> [Task brief]: Every line below that holds the string "with" should be copied.

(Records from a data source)
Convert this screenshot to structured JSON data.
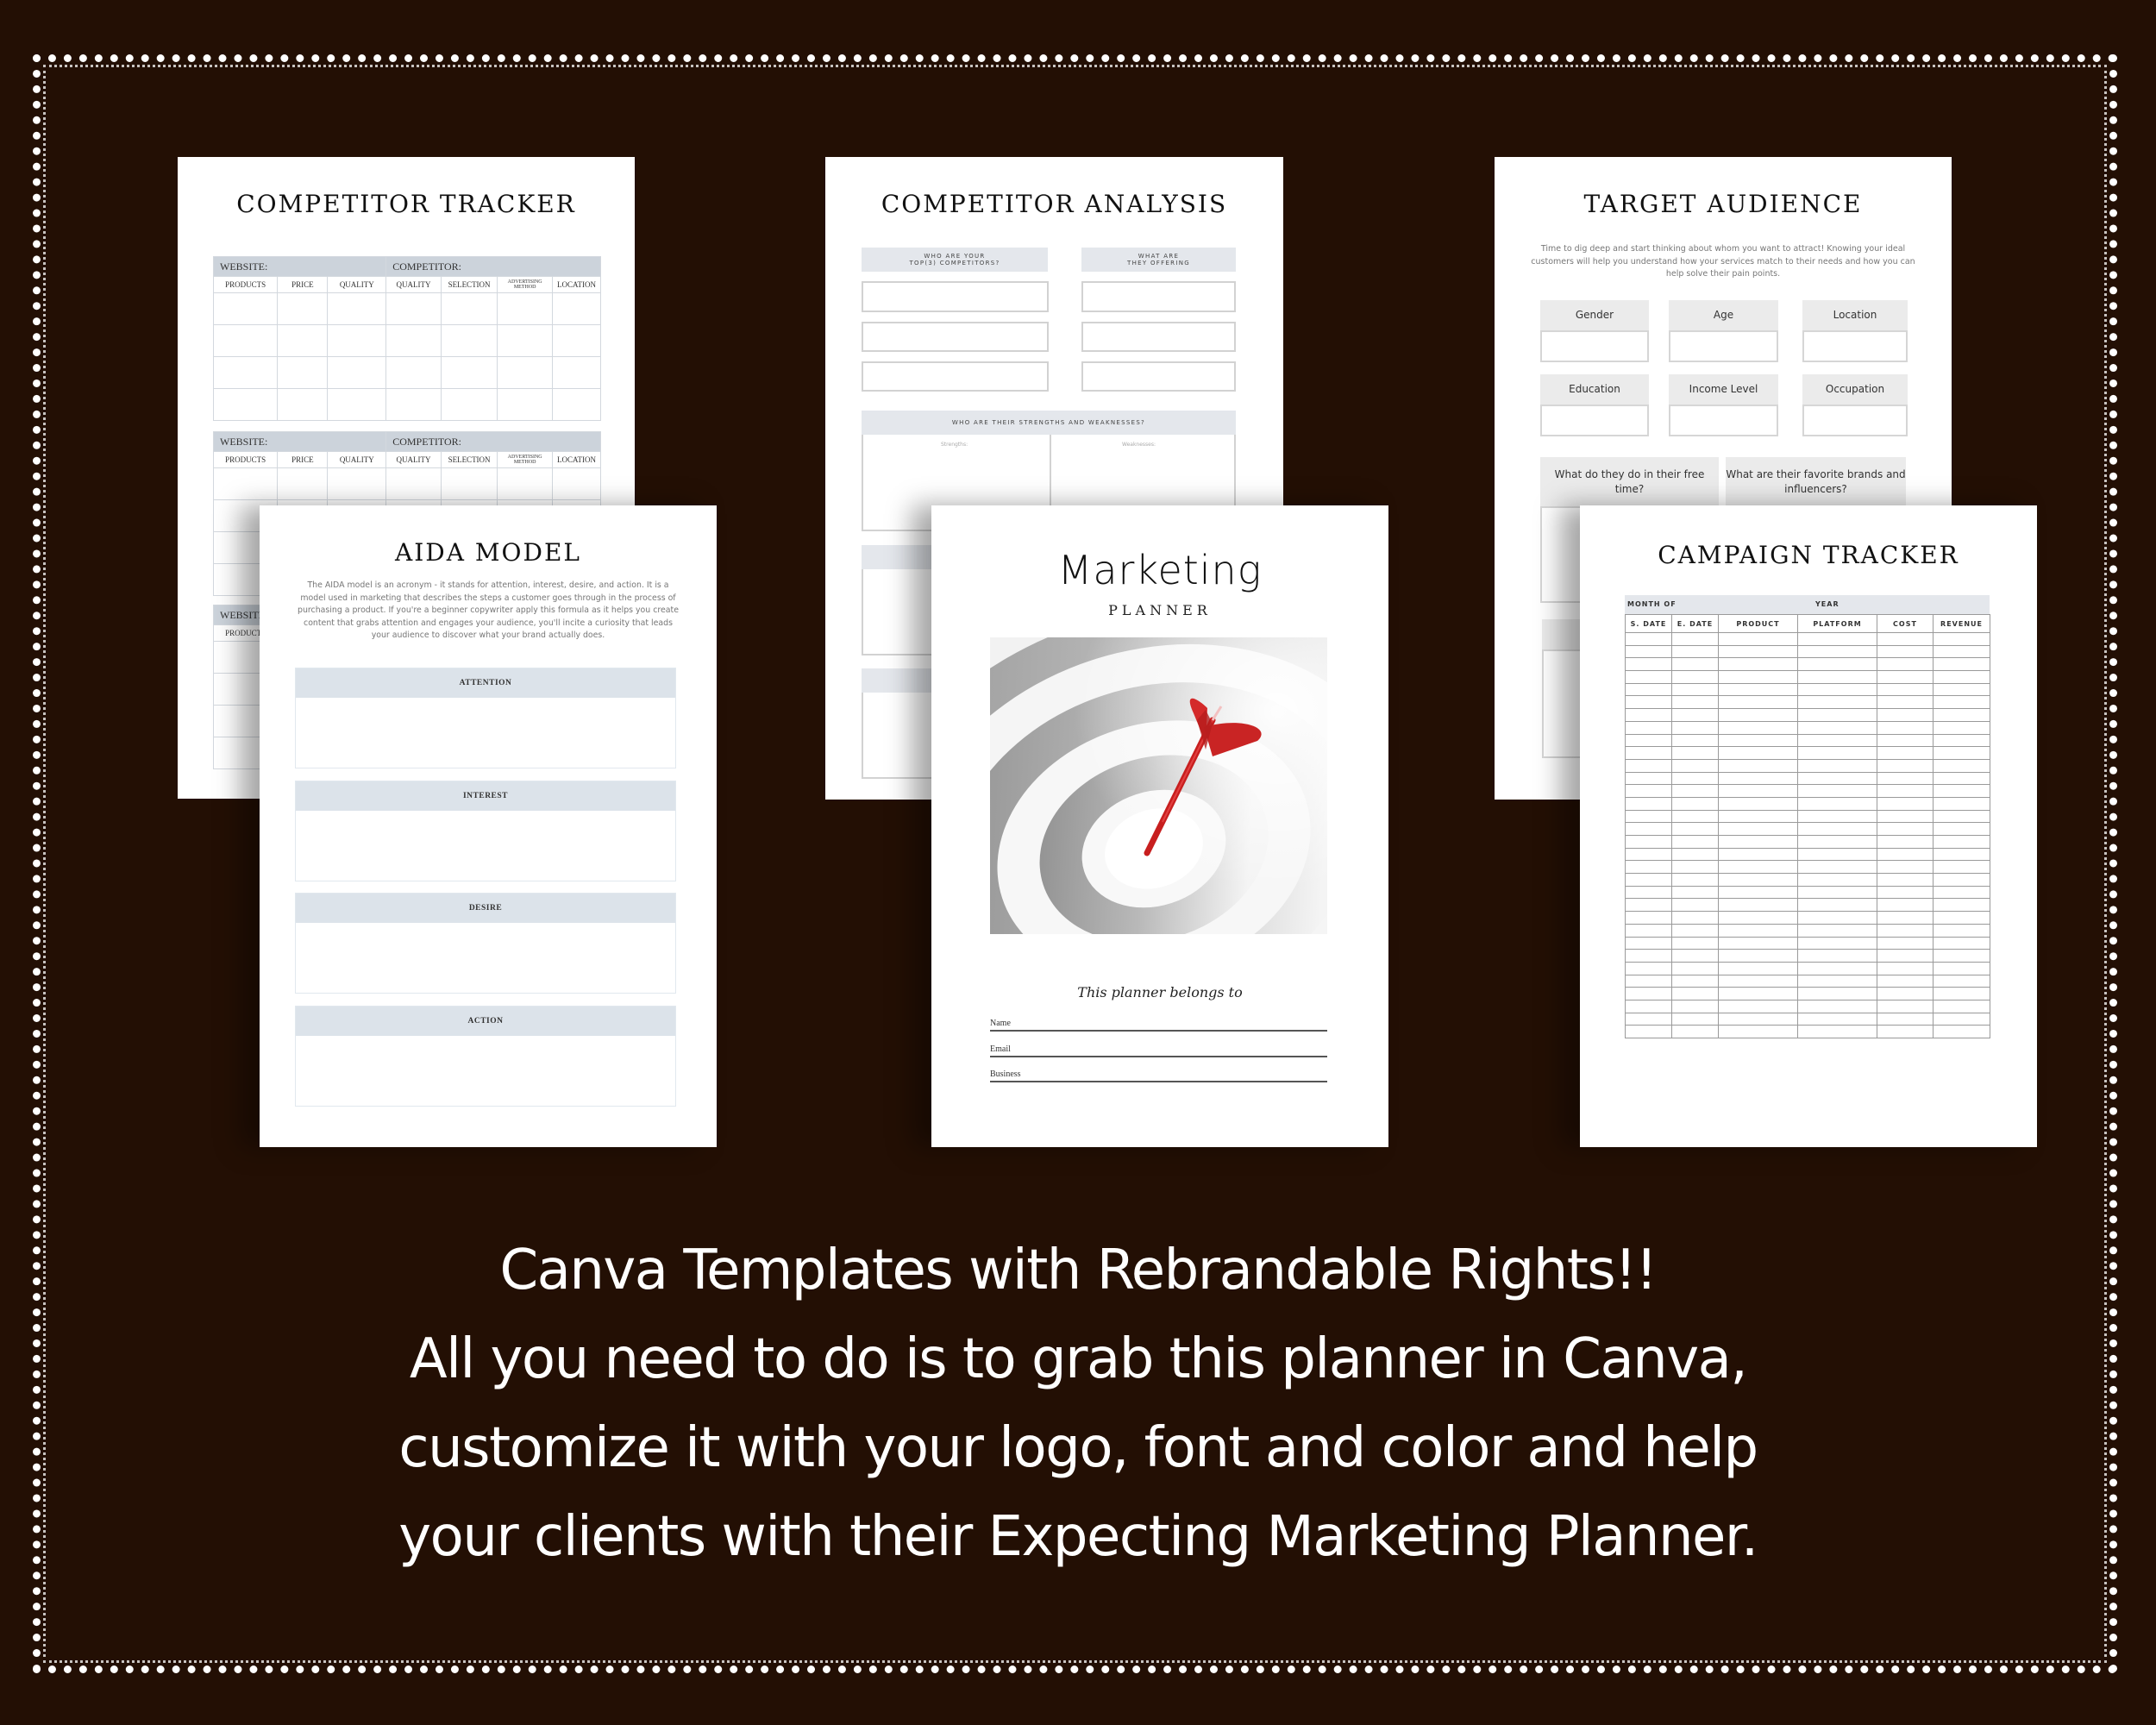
{
  "colors": {
    "background": "#230f04",
    "border_dots": "#ffffff",
    "table_header": "#ccd3db",
    "label_fill": "#e4e7ec",
    "aida_header": "#dce3ea",
    "dart_red": "#d42a2a"
  },
  "competitor_tracker": {
    "title": "COMPETITOR TRACKER",
    "website_label": "WEBSITE:",
    "competitor_label": "COMPETITOR:",
    "columns": [
      "PRODUCTS",
      "PRICE",
      "QUALITY",
      "QUALITY",
      "SELECTION",
      "ADVERTISING METHOD",
      "LOCATION"
    ],
    "sections": 3,
    "rows_per_section": 4
  },
  "competitor_analysis": {
    "title": "COMPETITOR ANALYSIS",
    "left_label_line1": "WHO ARE YOUR",
    "left_label_line2": "TOP(3) COMPETITORS?",
    "right_label_line1": "WHAT ARE",
    "right_label_line2": "THEY OFFERING",
    "sw_label": "WHO ARE THEIR STRENGTHS AND WEAKNESSES?",
    "strengths": "Strengths:",
    "weaknesses": "Weaknesses:"
  },
  "target_audience": {
    "title": "TARGET AUDIENCE",
    "description": "Time to dig deep and start thinking about whom you want to attract! Knowing your ideal customers will help you understand how your services match to their needs and how you can help solve their pain points.",
    "fields": [
      "Gender",
      "Age",
      "Location",
      "Education",
      "Income Level",
      "Occupation"
    ],
    "question_1": "What do they do in their free time?",
    "question_2": "What are their favorite brands and influencers?"
  },
  "aida_model": {
    "title": "AIDA MODEL",
    "description": "The AIDA model is an acronym - it stands for attention, interest, desire, and action. It is a model used in marketing that describes the steps a customer goes through in the process of purchasing a product. If you're a beginner copywriter apply this formula as it helps you create content that grabs attention and engages your audience, you'll incite a curiosity that leads your audience to discover what your brand actually does.",
    "sections": [
      "ATTENTION",
      "INTEREST",
      "DESIRE",
      "ACTION"
    ]
  },
  "cover": {
    "title": "Marketing",
    "subtitle": "PLANNER",
    "image": "dartboard-with-red-dart",
    "belongs_to": "This planner belongs to",
    "fields": [
      "Name",
      "Email",
      "Business"
    ]
  },
  "campaign_tracker": {
    "title": "CAMPAIGN TRACKER",
    "month_label": "MONTH OF",
    "year_label": "YEAR",
    "columns": [
      "S. DATE",
      "E. DATE",
      "PRODUCT",
      "PLATFORM",
      "COST",
      "REVENUE"
    ],
    "row_count": 32
  },
  "promo": {
    "lines": [
      "Canva Templates with Rebrandable Rights!!",
      "All you need to do is to grab this planner in Canva,",
      "customize it with your logo, font and color and help",
      "your clients with their Expecting Marketing Planner."
    ]
  }
}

> [Solution]:
    "image": "dartboard-with-red-dart",
      "Canva Templates with Rebrandable Rights!!",
      "customize it with your logo, font and color and help",
      "your clients with their Expecting Marketing Planner."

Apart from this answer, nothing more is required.